After all, if it’s so, being upset about it isn’t going to change it.

This has just been based on the threat of more war, on the peril to human civilization which is coming at us from at least two fronts, now.  I’ve been worrying myself in thinking about the metaphysical/energetic impact of 21st-century weapons (yes I know it’s silly), and about the future, should the belief in reincarnation be valid and we all are reborn as cockroaches on an irradiated planet, or one which is turning into a twin Venus.  Is that what we want our legacy to be?

In this point, I can actually understand the question as to how someone can lead a moral life if they don’t believe they will be judged for that life, later.  Because if you don’t believe that you will have to deal with repercussions for your actions, it’s hard to imagine some people — not all, but some, and they’re in the middle of exemplifying it — will take that as an excuse to behave in a way harms others, and harms themselves, and may cut off all of our futures.

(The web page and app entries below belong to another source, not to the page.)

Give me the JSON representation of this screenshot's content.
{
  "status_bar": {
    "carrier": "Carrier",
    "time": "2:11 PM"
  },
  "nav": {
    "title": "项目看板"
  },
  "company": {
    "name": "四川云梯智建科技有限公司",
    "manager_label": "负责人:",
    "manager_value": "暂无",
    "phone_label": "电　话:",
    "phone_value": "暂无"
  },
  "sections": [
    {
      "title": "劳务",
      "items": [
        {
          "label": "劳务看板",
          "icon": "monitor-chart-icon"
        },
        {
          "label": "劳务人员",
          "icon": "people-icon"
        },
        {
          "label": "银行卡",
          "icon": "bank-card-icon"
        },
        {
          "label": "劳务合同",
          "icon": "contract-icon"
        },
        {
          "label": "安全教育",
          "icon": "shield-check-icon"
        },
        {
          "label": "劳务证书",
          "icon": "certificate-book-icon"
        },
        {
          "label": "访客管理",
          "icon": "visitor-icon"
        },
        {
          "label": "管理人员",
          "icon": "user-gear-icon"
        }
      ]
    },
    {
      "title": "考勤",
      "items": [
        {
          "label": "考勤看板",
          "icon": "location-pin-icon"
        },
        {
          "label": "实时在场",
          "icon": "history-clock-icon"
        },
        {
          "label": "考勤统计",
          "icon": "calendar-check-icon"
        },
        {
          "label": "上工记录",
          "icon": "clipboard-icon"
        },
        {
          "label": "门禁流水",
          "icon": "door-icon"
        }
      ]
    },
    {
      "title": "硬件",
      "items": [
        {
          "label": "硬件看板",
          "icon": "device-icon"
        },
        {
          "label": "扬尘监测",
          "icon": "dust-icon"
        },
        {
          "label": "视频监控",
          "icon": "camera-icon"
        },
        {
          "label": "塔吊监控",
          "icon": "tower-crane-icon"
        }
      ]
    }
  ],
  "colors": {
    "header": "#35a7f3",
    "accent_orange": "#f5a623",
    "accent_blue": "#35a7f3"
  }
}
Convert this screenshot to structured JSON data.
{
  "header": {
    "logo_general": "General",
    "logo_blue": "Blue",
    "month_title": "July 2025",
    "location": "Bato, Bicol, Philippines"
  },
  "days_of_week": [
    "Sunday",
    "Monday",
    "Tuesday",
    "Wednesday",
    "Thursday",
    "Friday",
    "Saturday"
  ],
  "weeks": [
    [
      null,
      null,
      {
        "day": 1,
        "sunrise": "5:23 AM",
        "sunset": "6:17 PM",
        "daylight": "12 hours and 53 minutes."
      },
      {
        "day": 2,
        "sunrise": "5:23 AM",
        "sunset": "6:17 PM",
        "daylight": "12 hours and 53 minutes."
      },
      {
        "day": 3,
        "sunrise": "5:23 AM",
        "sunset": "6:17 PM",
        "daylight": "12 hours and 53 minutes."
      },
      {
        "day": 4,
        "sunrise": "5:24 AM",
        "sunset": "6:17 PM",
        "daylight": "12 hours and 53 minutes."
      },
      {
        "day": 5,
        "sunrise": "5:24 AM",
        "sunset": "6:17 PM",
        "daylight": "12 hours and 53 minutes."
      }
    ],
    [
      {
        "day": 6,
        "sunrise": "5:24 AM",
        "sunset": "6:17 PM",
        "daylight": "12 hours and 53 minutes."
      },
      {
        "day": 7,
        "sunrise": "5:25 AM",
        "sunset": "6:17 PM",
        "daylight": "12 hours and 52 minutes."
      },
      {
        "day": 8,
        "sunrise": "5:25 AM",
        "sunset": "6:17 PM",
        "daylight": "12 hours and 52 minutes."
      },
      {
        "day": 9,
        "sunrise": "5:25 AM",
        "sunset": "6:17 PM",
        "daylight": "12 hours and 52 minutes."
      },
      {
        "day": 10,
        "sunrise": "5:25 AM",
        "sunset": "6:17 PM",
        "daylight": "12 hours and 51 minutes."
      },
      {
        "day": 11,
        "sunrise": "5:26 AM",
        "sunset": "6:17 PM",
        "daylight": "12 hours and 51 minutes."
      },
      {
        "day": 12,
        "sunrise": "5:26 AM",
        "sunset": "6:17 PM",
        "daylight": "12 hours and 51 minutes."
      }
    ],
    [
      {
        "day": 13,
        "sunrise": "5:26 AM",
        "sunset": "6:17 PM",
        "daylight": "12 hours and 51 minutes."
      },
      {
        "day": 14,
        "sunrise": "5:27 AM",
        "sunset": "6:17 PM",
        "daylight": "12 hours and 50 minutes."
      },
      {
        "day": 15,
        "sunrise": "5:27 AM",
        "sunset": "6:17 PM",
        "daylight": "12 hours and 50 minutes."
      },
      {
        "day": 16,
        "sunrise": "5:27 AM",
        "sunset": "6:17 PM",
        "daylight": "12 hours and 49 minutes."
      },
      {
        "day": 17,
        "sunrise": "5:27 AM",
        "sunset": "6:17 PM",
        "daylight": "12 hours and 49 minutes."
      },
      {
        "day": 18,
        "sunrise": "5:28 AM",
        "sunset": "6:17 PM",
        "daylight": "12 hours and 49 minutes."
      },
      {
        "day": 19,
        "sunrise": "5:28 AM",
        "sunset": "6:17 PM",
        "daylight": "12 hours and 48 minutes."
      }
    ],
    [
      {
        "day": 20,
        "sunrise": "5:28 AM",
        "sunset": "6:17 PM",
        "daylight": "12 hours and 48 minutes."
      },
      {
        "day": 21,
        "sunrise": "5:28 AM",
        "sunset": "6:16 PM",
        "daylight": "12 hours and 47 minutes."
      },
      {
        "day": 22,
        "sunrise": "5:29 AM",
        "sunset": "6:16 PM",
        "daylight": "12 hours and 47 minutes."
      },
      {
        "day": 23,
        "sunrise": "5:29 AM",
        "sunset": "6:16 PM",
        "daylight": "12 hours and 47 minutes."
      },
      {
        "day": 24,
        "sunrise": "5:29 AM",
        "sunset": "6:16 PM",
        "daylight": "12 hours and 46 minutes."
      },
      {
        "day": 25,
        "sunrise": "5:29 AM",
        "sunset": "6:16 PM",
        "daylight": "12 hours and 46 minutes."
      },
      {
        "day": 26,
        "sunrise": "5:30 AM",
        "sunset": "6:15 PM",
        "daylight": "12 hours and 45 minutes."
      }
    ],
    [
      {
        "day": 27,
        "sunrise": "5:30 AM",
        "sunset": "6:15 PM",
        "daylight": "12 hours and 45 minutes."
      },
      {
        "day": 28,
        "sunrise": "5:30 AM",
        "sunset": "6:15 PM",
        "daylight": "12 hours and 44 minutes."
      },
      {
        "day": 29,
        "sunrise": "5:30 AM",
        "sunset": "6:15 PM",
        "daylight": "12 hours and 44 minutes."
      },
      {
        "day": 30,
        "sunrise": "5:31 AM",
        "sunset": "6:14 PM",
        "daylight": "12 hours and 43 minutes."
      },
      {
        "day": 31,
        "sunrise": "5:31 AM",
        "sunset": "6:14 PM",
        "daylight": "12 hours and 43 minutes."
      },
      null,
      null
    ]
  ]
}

Of course, what you and I take as “harm” are likely to be different things, at least slightly, if not radically.  But it’s obvious that people who don’t care about climate change, or who are welcoming it as the end of the world (like the death of life as we know it is something to celebrate) don’t believe they’re going to have to live later on with the mess we are all making.  That’s in violation of a direct action-reaction principle, because we collectively don’t want to be told we’re doing something wrong and that we need to change.  Because change is scary, and people are creatures of habit.

And we don’t like to be told we’re behaving out of fear, either.

But I’m getting better with the idea that perhaps I don’t have to take all of this on.  I’m getting better with the idea that this is temporary; that whatever this life is, it only exists on this side of the veil.  And that at the end of this stint, I may not have to deal with this at all, again — or at least until such time as the motions of the universe or multiverse see fit to bring together again the conditions that allowed this me to come into being.  For however long that lasts.

I know I won’t be the same person, at least figuratively speaking, and in that I can see the idea of anatman showing up, fairly clearly.  (Consciousness may be regained; identity may not be.)  But that doesn’t mean this will be the end of it.  (I should investigate ancient ideas of atman more thoroughly, I think…)

Maybe, in this philosophical position, the best I can hope for is either having gained enough advancement so that I don’t have to remain stuck in lower levels of learning for too long, the next time; or to…I don’t know what…savor what time I have, because it’s finite.

Of course, this “time” thing…I can still be punctual, but I’ve never understood it…